Rügen: The Baltic Sea
The next morning, we take an eight-hour train journey to a very different German island. Rügen is in the much quieter Baltic Sea, and was once part of East Germany. The largest of Germany’s island, Rügen is unpretentious and popular with Berliners. Farming and tourism are its two biggest industries.
During East German times, only the approved elite vacationed here. That past gives Rügen a unique advantage. During East German times, no one could afford to change the island’s historic spas and buildings.
This means Rügen has some of the best preserved “resort architecture” in the world. Popular on the Baltic Coast, this style includes free-standing mansions (often white) with large balconies.
Much of that architecture can be found in the seaside village of Binz. Its beach promenade and wide sand beach draws those seeking sand, sun and sea. Excellent cuisine is also a part of our stay here, and we savor fresh local dishes at Canteen and then Strandhalle, not far from the sea.
Jasmund National Park
Rügen is rich in other forms of nature. We hike through the forest to Jasmund National Park, which is famous for its chalk cliffs. The Visitor Center exhibition on the region’s ancient beach forests is educational and very well done.

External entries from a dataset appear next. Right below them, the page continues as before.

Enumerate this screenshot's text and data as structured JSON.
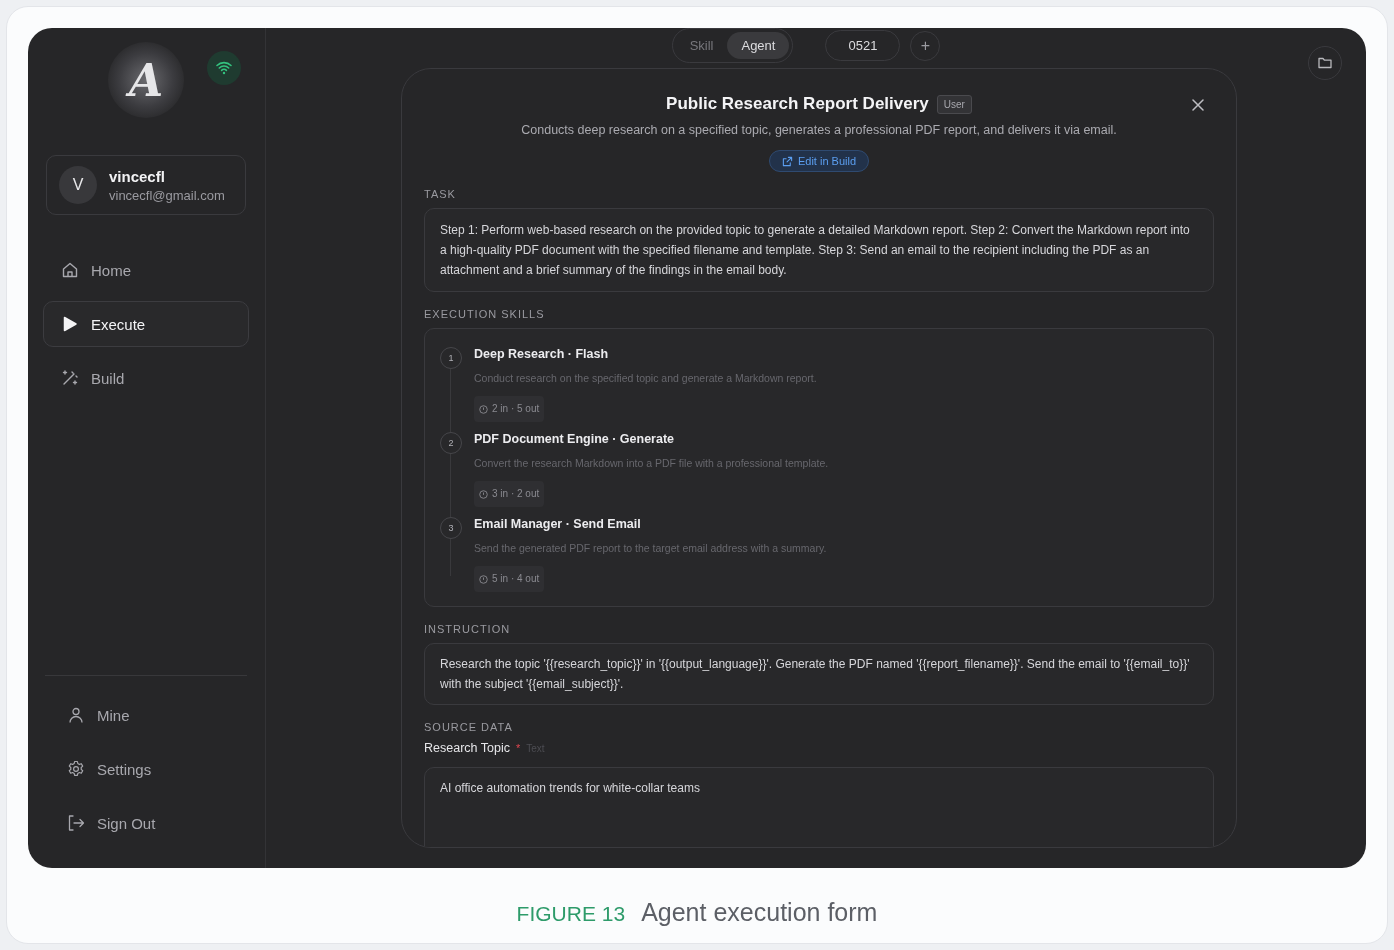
{
  "sidebar": {
    "logo": "A",
    "user": {
      "avatar": "V",
      "name": "vincecfl",
      "email": "vincecfl@gmail.com"
    },
    "nav": [
      {
        "label": "Home",
        "selected": false
      },
      {
        "label": "Execute",
        "selected": true
      },
      {
        "label": "Build",
        "selected": false
      }
    ],
    "footer_nav": [
      {
        "label": "Mine"
      },
      {
        "label": "Settings"
      },
      {
        "label": "Sign Out"
      }
    ]
  },
  "toolbar": {
    "tabs": [
      {
        "label": "Skill",
        "selected": false
      },
      {
        "label": "Agent",
        "selected": true
      }
    ],
    "counter": "0521",
    "add": "+"
  },
  "dialog": {
    "title": "Public Research Report Delivery",
    "badge": "User",
    "description": "Conducts deep research on a specified topic, generates a professional PDF report, and delivers it via email.",
    "edit_button": "Edit in Build",
    "task_label": "TASK",
    "task": "Step 1: Perform web-based research on the provided topic to generate a detailed Markdown report. Step 2: Convert the Markdown report into a high-quality PDF document with the specified filename and template. Step 3: Send an email to the recipient including the PDF as an attachment and a brief summary of the findings in the email body.",
    "skills_label": "EXECUTION SKILLS",
    "skills": [
      {
        "number": "1",
        "title": "Deep Research · Flash",
        "description": "Conduct research on the specified topic and generate a Markdown report.",
        "io": "2 in · 5 out"
      },
      {
        "number": "2",
        "title": "PDF Document Engine · Generate",
        "description": "Convert the research Markdown into a PDF file with a professional template.",
        "io": "3 in · 2 out"
      },
      {
        "number": "3",
        "title": "Email Manager · Send Email",
        "description": "Send the generated PDF report to the target email address with a summary.",
        "io": "5 in · 4 out"
      }
    ],
    "instruction_label": "INSTRUCTION",
    "instruction": "Research the topic '{{research_topic}}' in '{{output_language}}'. Generate the PDF named '{{report_filename}}'. Send the email to '{{email_to}}' with the subject '{{email_subject}}'.",
    "source_label": "SOURCE DATA",
    "fields": [
      {
        "label": "Research Topic",
        "required_mark": "*",
        "type": "Text",
        "value": "AI office automation trends for white-collar teams"
      }
    ]
  },
  "caption": {
    "label": "FIGURE 13",
    "text": "Agent execution form"
  }
}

Another afternoon, we hike another forest trail to the Granitz Hunting Lodge, a castle built in 1846 by Prince Wilhelm Malte I of Putbus. Once a playground for royals, today it has been beautifully restored as a museum. We climb to the top of its tower and find a 360 view of the island.
The island’s history can still be seen in another historic structure – Prora. The 2.8-mile behemoth structure was built by Adolf Hitler for his vacationing forces. Never truly finished, it was used in the 1950s for soldiers of East Germany, and then sat empty for many years.
After reunification, people didn’t know what to do with this structure with such a difficult past. Today, the massive line of buildings have been reclaimed and turned into apartments, a hotel, and several restaurants. Behind it is one of the island’s beautiful white sand beaches, so property is selling fast.
Before it’s time to leave, I try one more experience on the island – a relaxing chalk scrub at the Meer Spa at Hotel Am Meer. I’ve covered from head to toe in paste made from local chalk. Then I’m wrapped in cellophane, and tucked into a warm, narrow water bed. With the lights dim, I’m snooze. When I awaken, the paste has hardened.
I’m sent to a hot shower to wash it off, and come out refreshed and looking younger (a few days younger, at least). It’s the perfect end to my vacation in the German islands.
Hamburg: Good Base for Island Hopping
Located on the coast of Northern Germany, Hamburg is the perfect base for island hopping in Germany. This Hanseatic city has built its livelihood on the sea – and its ports have made the city an important commercial hub.
Hamburg’s international airport offers easy air access to this region. From Hamburg, you can drive or take the train to Sylt in the North Sea or Rügen in the Baltic Sea.
After our time in Rügen, my sister and I spend a few days in Hamburg. Hamburg is a city centered on the water. We see that first-hand during an evening harbor tour which takes us through the canals of the historic Speicherstadt warehouses and past the new developments at Hafencity Hamburg. My favorite part, though, is seeing the beautiful Elbphilharmonie Hamburg concert house all lit up in lights.
We choose Le Méridien Hamburg as our base in Hamburg. This beautiful hotel has an enviable location overlooking Alster Lake, and we watch rowing and sailing right from our room. In the evening, we walk the circular trail around the lake, along with many locals who seem to be enjoying the same thing.
On our last morning in Germany, we have a large breakfast buffet at HERITAGE Restaurant & Bar, the hotel’s renowned restaurant with excellent views of Alster Lake. Looking over the water, I realize how unique this trip to Germany has been.
There’s so much I love about travel in Germany, from the small villages of Bavaria to the hip neighborhoods of Berlin, but this trip has shown me a new side of Germany – and I’ve enjoyed every minute.
If You Go
For more information on Germany’s islands, see Germany.Travel
Author Bio: Janna Graber has covered travel in more than 40 countries. She is the editor of three travel anthologies, including “A Pink Suitcase: 22 Tales of Women’s Travel,” and is the managing editor of Go World Travel Magazine (www.goworldtravel.com).